WHAT THE TASK ASKS >>
Reproduce every entry below exactly, minus the pictures.

(Dataset rows for apps and sites)
--------

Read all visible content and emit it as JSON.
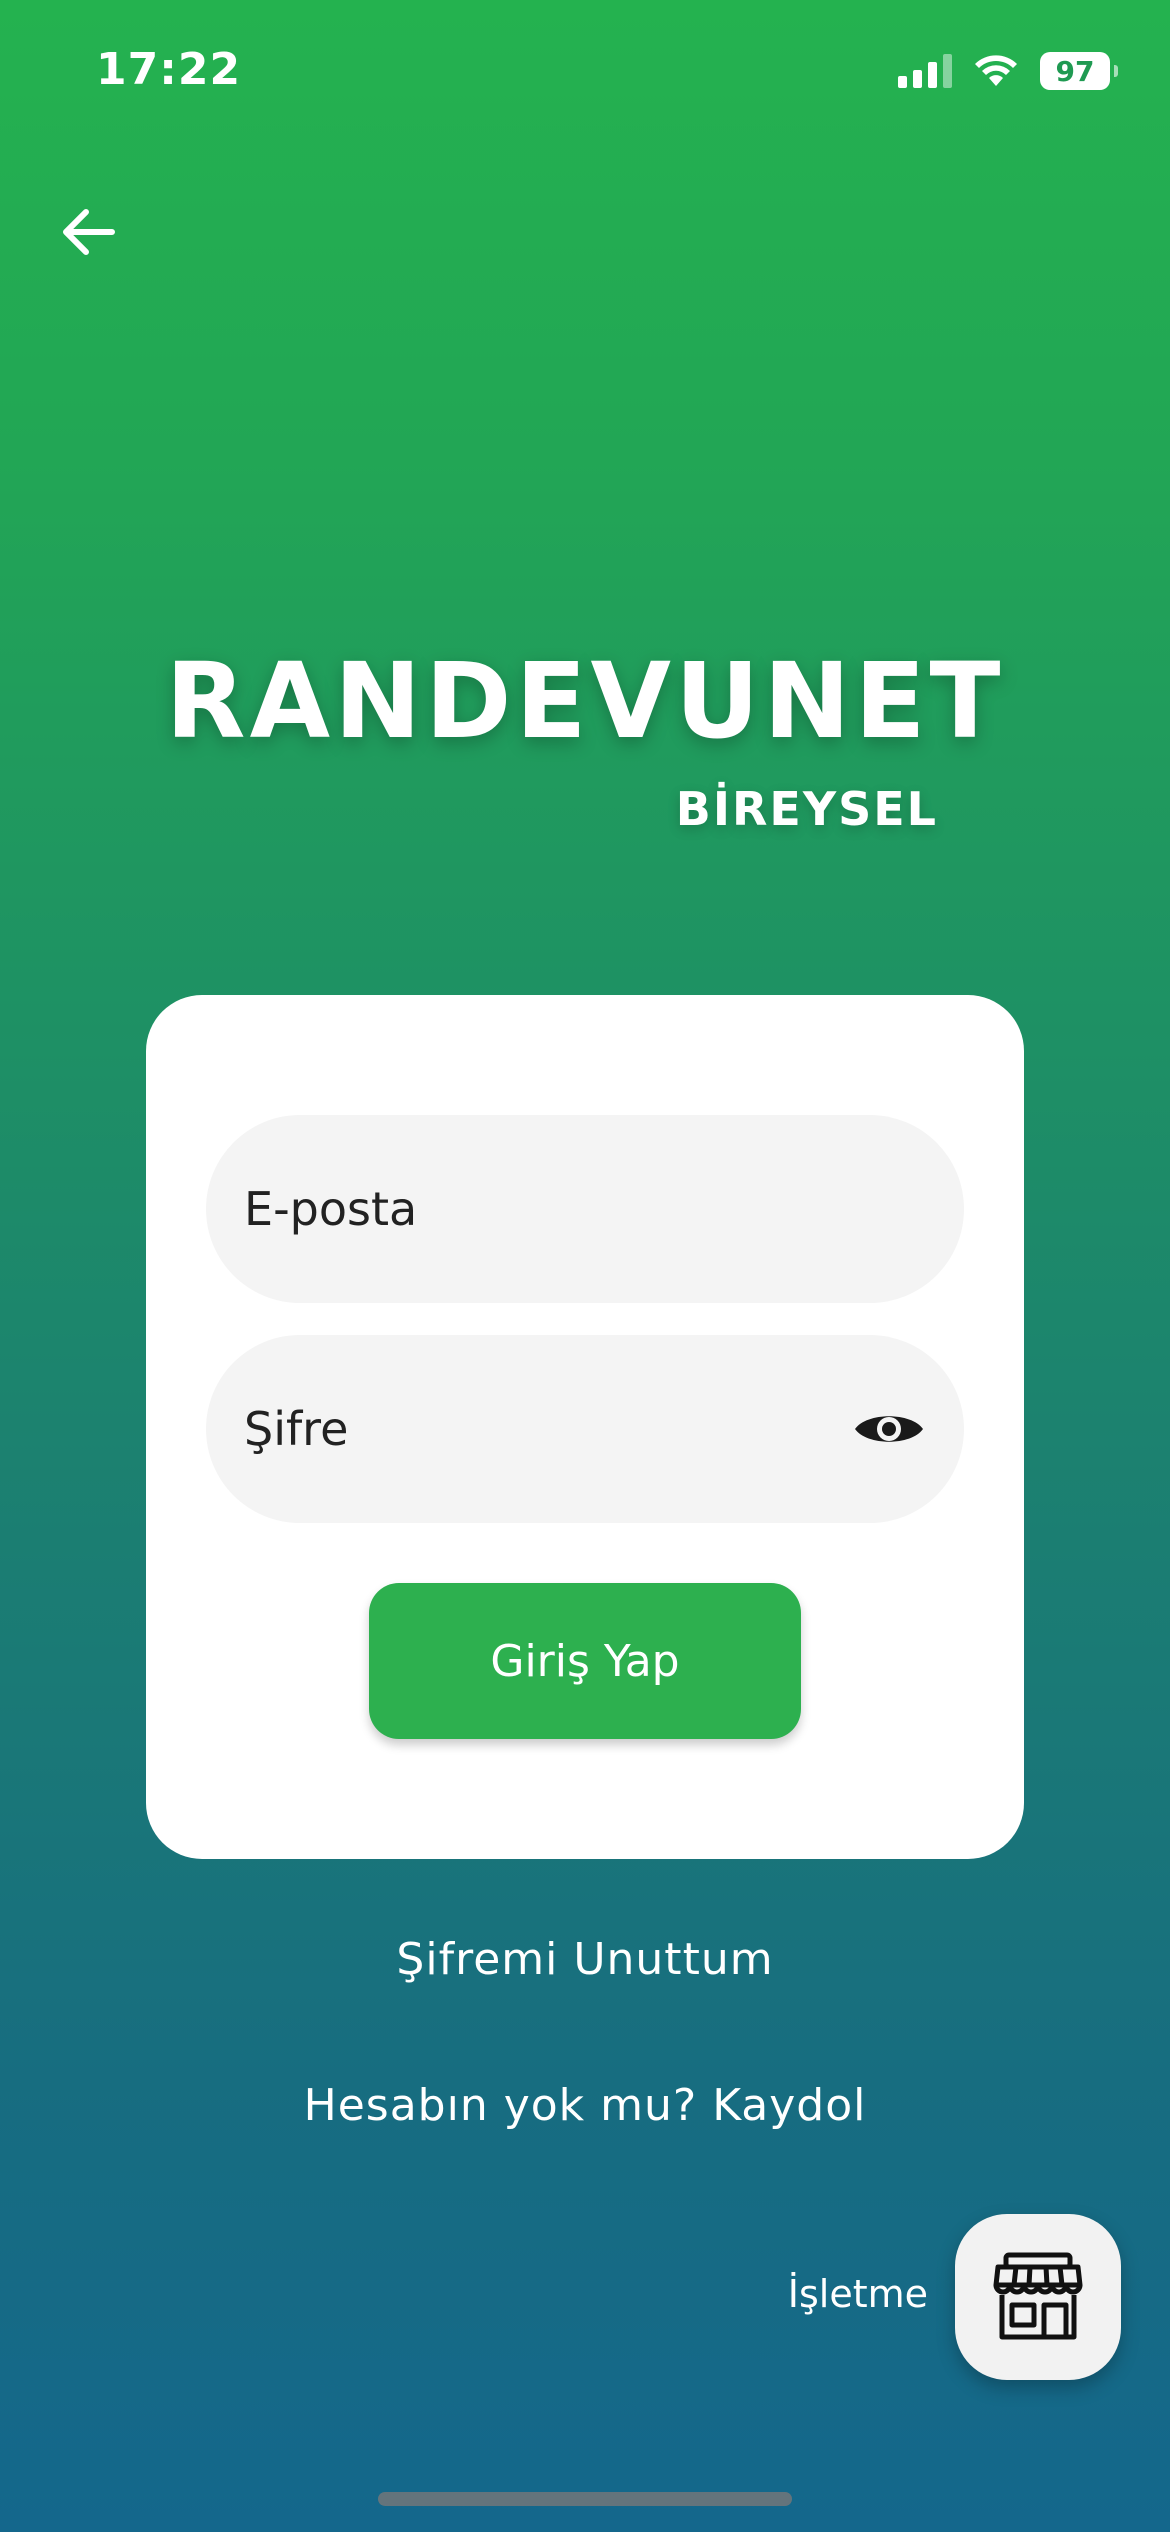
{
  "status_bar": {
    "time": "17:22",
    "battery": "97"
  },
  "icons": {
    "back": "arrow-left-icon",
    "eye": "eye-icon",
    "business": "store-icon",
    "signal": "cellular-signal-icon",
    "wifi": "wifi-icon",
    "battery": "battery-icon"
  },
  "brand": {
    "title": "RANDEVUNET",
    "subtitle": "BİREYSEL"
  },
  "login_form": {
    "email_placeholder": "E-posta",
    "password_placeholder": "Şifre",
    "submit_label": "Giriş Yap"
  },
  "links": {
    "forgot_password": "Şifremi Unuttum",
    "signup": "Hesabın yok mu? Kaydol"
  },
  "business": {
    "label": "İşletme"
  },
  "colors": {
    "accent_green": "#2db04f",
    "gradient_top": "#24b24f",
    "gradient_bottom": "#14678c",
    "card_bg": "#ffffff",
    "input_bg": "#f4f4f4"
  }
}
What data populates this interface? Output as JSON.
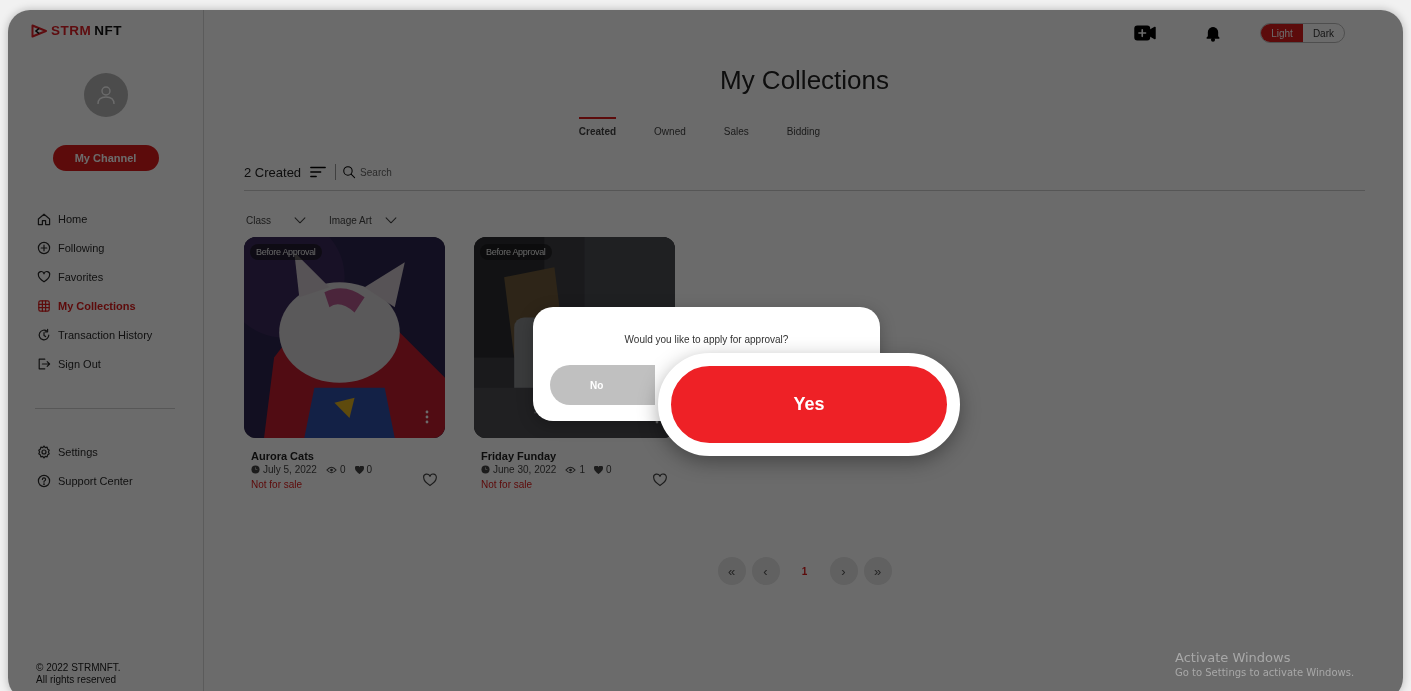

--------

EXPECTED ANSWER >>
Read all visible content and emit it as JSON.
{
  "status_bar": {
    "time": "17:22",
    "battery": "97"
  },
  "icons": {
    "back": "arrow-left-icon",
    "eye": "eye-icon",
    "business": "store-icon",
    "signal": "cellular-signal-icon",
    "wifi": "wifi-icon",
    "battery": "battery-icon"
  },
  "brand": {
    "title": "RANDEVUNET",
    "subtitle": "BİREYSEL"
  },
  "login_form": {
    "email_placeholder": "E-posta",
    "password_placeholder": "Şifre",
    "submit_label": "Giriş Yap"
  },
  "links": {
    "forgot_password": "Şifremi Unuttum",
    "signup": "Hesabın yok mu? Kaydol"
  },
  "business": {
    "label": "İşletme"
  },
  "colors": {
    "accent_green": "#2db04f",
    "gradient_top": "#24b24f",
    "gradient_bottom": "#14678c",
    "card_bg": "#ffffff",
    "input_bg": "#f4f4f4"
  }
}
What data populates this interface? Output as JSON.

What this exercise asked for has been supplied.